Take my yoke upon you: Jesus used “yoke” figuratively in the sense of submission to authority and direction. If he had in mind a double yoke, one that God placed upon Jesus, then he would be inviting his disciples to get under the yoke with him and he would assist them. In that case, the phrase could be rendered: “Get under my yoke with me.” If the yoke is one that Jesus himself puts on others, then the reference is to submitting oneself to Christ’s authority and direction as his disciple.
mild-tempered: See study note on Mt 5:5.
lowly in heart: The Greek word for “lowly” refers to the quality of being humble and unpretentious; it also occurs at Jas 4:6 and 1Pe 5:5, where it is rendered “humble ones.” The condition of a person’s figurative heart is reflected in his disposition or his attitude toward God and other people.
yourselves: Or “your souls.” See Glossary, “Soul.”
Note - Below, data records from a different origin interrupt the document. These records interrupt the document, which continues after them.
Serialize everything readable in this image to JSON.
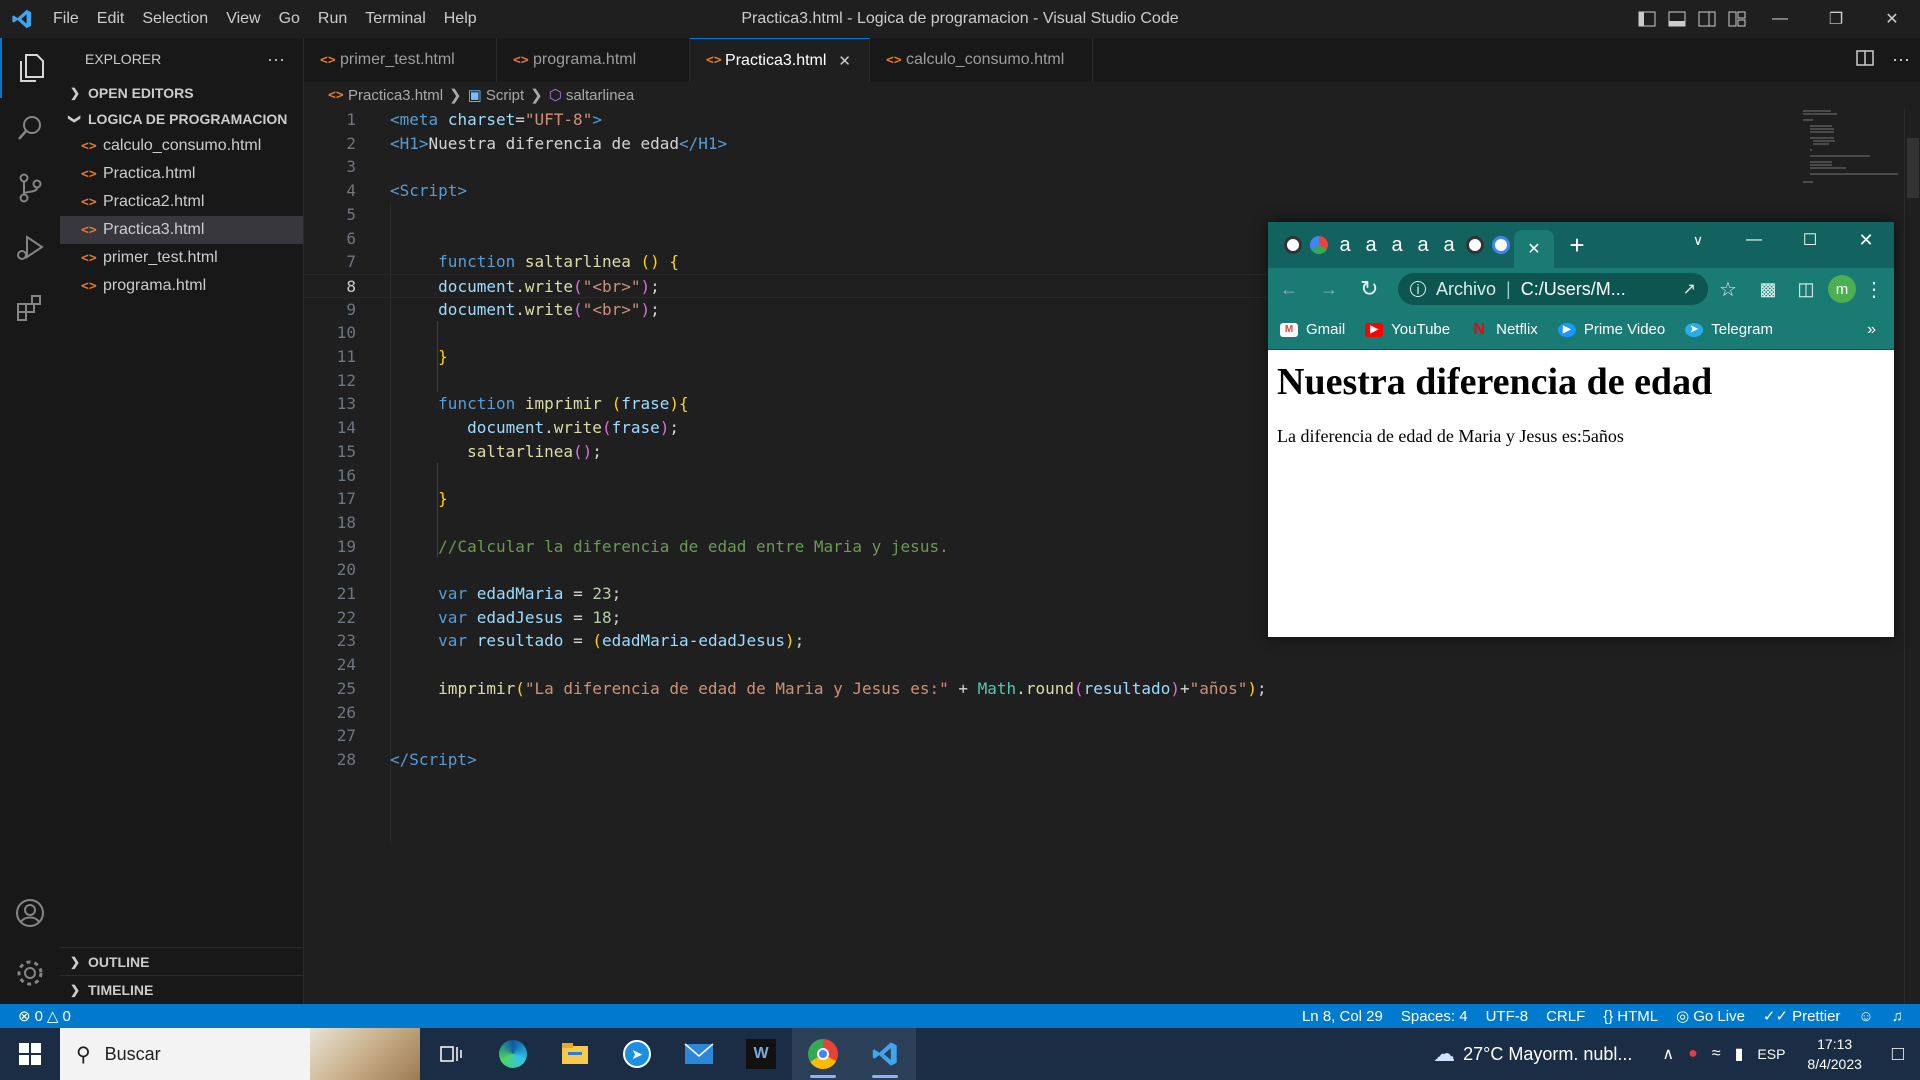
{
  "window": {
    "title": "Practica3.html - Logica de programacion - Visual Studio Code"
  },
  "menu": [
    "File",
    "Edit",
    "Selection",
    "View",
    "Go",
    "Run",
    "Terminal",
    "Help"
  ],
  "sidebar": {
    "explorer_label": "EXPLORER",
    "more_label": "···",
    "open_editors": "OPEN EDITORS",
    "folder": "LOGICA DE PROGRAMACION",
    "files": [
      "calculo_consumo.html",
      "Practica.html",
      "Practica2.html",
      "Practica3.html",
      "primer_test.html",
      "programa.html"
    ],
    "active_file_index": 3,
    "outline": "OUTLINE",
    "timeline": "TIMELINE"
  },
  "tabs": [
    {
      "label": "primer_test.html",
      "active": false
    },
    {
      "label": "programa.html",
      "active": false
    },
    {
      "label": "Practica3.html",
      "active": true
    },
    {
      "label": "calculo_consumo.html",
      "active": false
    }
  ],
  "breadcrumb": [
    "Practica3.html",
    "Script",
    "saltarlinea"
  ],
  "editor": {
    "current_line": 8,
    "line_count": 28
  },
  "statusbar": {
    "errors": "0",
    "warnings": "0",
    "position": "Ln 8, Col 29",
    "spaces": "Spaces: 4",
    "encoding": "UTF-8",
    "eol": "CRLF",
    "language": "HTML",
    "golive": "Go Live",
    "prettier": "Prettier"
  },
  "browser": {
    "tab_letter": "a",
    "address_prefix": "Archivo",
    "address": "C:/Users/M...",
    "profile_initial": "m",
    "bookmarks": [
      "Gmail",
      "YouTube",
      "Netflix",
      "Prime Video",
      "Telegram"
    ],
    "more": "»",
    "page_heading": "Nuestra diferencia de edad",
    "page_text": "La diferencia de edad de Maria y Jesus es:5años"
  },
  "taskbar": {
    "search_placeholder": "Buscar",
    "weather": "27°C  Mayorm. nubl...",
    "language": "ESP",
    "time": "17:13",
    "date": "8/4/2023"
  }
}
In Bible times, flutes might be made of reed, cane, or even bone or ivory. The flute was one of the most popular of all musical instruments. It was played on joyous occasions, such as at banquets and weddings (1Ki 1:40; Isa 5:12; 30:29), a custom imitated by children in public places. It was also played at times of sadness. Professional mourners were often accompanied by flutists playing mournful tunes. The piece of a flute shown here was found in Jerusalem in a layer of rubble that dates to when the temple was destroyed by the Romans. It is about 15 cm (6 in.) long and is likely made from a bone that was part of the front leg of a cow.
Some marketplaces, like the one depicted here, were located along a road. Vendors often placed so much merchandise in the street that it blocked traffic. Local residents could buy common household goods, pottery, and expensive glassware, as well as fresh produce. Because there was no refrigeration, people needed to visit the market each day to buy supplies. Here a shopper could hear news brought in by traders or other visitors, children could play, and the unemployed could wait to be hired. In the marketplace, Jesus healed the sick and Paul preached. (Ac 17:17) By contrast, the proud scribes and Pharisees loved to be noticed and greeted in these public areas.
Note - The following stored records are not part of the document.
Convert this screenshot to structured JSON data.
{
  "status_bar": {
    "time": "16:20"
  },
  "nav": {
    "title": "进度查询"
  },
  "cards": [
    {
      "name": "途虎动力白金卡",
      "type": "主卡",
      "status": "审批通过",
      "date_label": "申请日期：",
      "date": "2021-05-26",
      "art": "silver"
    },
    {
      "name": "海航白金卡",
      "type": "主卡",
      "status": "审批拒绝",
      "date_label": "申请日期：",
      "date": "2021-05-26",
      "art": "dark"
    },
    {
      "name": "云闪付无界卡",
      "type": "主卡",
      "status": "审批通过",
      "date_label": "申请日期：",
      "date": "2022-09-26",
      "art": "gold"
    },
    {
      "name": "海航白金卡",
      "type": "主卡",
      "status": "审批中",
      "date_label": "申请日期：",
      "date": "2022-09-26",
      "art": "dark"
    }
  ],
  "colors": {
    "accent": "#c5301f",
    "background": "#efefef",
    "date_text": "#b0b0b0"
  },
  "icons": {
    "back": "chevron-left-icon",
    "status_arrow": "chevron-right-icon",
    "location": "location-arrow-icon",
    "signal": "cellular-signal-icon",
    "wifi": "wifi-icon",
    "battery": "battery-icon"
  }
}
The towns of Chorazin and Bethsaida were near Capernaum, the city that Jesus apparently used as a home base during his great ministry in Galilee of a two years’ duration. The Jewish inhabitants of those towns saw Jesus perform powerful works that would have moved the idolatrous inhabitants of Tyre and Sidon to repentance. For example, it was in the area of Bethsaida that Jesus miraculously fed more than 5,000 people and later cured a blind man.
The panoramic image shown in this video was taken from Ofir Lookout, which is located near the northeast shore of the Sea of Galilee. Chorazin (2) was only about 3 km (2 mi) from the suggested site of ancient Capernaum (1), the city that Jesus apparently used as a base of operations during his great Galilean ministry of over two years’ duration. The apostles Peter and Andrew lived in Capernaum, and Matthew’s tax office was located there or nearby. (Mr 1:21, 29; 2:1, 13, 14; 3:16; Lu 4:31, 38) Peter and Andrew, along with Philip, originally came from the nearby city of Bethsaida (3). (Joh 1:44) Jesus performed many miracles in or near these three cities.—See Appendix A7-D, Map 3B and A7-E, Map 4.
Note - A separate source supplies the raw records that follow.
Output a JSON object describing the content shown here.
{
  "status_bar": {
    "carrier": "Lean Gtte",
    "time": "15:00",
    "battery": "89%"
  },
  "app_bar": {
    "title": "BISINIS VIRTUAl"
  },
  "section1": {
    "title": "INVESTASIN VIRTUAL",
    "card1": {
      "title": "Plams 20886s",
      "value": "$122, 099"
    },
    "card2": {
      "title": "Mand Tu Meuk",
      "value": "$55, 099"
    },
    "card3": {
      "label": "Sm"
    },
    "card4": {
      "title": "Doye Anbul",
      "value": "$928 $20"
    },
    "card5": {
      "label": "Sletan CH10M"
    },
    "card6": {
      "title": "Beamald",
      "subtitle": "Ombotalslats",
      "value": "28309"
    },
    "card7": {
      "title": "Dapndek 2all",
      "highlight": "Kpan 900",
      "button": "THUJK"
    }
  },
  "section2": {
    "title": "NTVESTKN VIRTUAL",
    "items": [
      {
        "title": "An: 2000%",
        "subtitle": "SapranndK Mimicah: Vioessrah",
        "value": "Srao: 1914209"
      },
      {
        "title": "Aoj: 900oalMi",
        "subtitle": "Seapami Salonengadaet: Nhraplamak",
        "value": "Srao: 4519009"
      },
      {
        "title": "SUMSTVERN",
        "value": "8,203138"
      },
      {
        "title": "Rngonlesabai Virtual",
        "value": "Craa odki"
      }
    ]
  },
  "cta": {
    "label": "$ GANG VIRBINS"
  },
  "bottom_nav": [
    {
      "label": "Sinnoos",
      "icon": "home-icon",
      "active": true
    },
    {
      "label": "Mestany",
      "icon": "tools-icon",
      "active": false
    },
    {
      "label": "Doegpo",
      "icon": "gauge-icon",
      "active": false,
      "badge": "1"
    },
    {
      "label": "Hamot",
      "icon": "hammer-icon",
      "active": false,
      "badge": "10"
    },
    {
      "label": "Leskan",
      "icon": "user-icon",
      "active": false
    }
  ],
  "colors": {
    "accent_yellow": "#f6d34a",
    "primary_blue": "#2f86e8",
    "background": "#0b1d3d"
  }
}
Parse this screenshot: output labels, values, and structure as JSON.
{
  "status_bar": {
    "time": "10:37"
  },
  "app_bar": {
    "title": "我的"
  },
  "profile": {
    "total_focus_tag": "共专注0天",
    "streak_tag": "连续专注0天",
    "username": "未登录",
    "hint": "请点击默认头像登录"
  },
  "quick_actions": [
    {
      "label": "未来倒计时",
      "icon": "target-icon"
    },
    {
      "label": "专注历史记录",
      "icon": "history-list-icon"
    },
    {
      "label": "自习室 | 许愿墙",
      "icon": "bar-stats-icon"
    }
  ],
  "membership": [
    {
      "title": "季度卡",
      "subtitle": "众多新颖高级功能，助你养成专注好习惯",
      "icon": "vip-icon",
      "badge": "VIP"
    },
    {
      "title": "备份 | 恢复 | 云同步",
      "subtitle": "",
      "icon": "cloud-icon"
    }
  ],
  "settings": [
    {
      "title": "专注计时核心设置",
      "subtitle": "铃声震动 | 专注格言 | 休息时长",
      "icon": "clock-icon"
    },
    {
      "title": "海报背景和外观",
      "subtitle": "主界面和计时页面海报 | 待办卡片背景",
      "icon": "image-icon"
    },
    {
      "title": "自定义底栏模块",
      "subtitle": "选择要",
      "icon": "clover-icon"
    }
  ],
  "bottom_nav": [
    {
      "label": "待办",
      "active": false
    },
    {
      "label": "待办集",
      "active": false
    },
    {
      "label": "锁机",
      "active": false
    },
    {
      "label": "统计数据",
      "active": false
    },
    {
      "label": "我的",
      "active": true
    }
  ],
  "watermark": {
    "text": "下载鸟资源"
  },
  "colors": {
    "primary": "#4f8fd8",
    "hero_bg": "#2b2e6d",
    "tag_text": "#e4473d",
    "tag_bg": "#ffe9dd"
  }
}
One type of wooden yoke was a bar or frame fitted to a person’s shoulders, and loads were suspended from it on each side of the body. Another type of yoke was a wooden bar or frame that was placed over the necks of two draft animals when they pulled a load.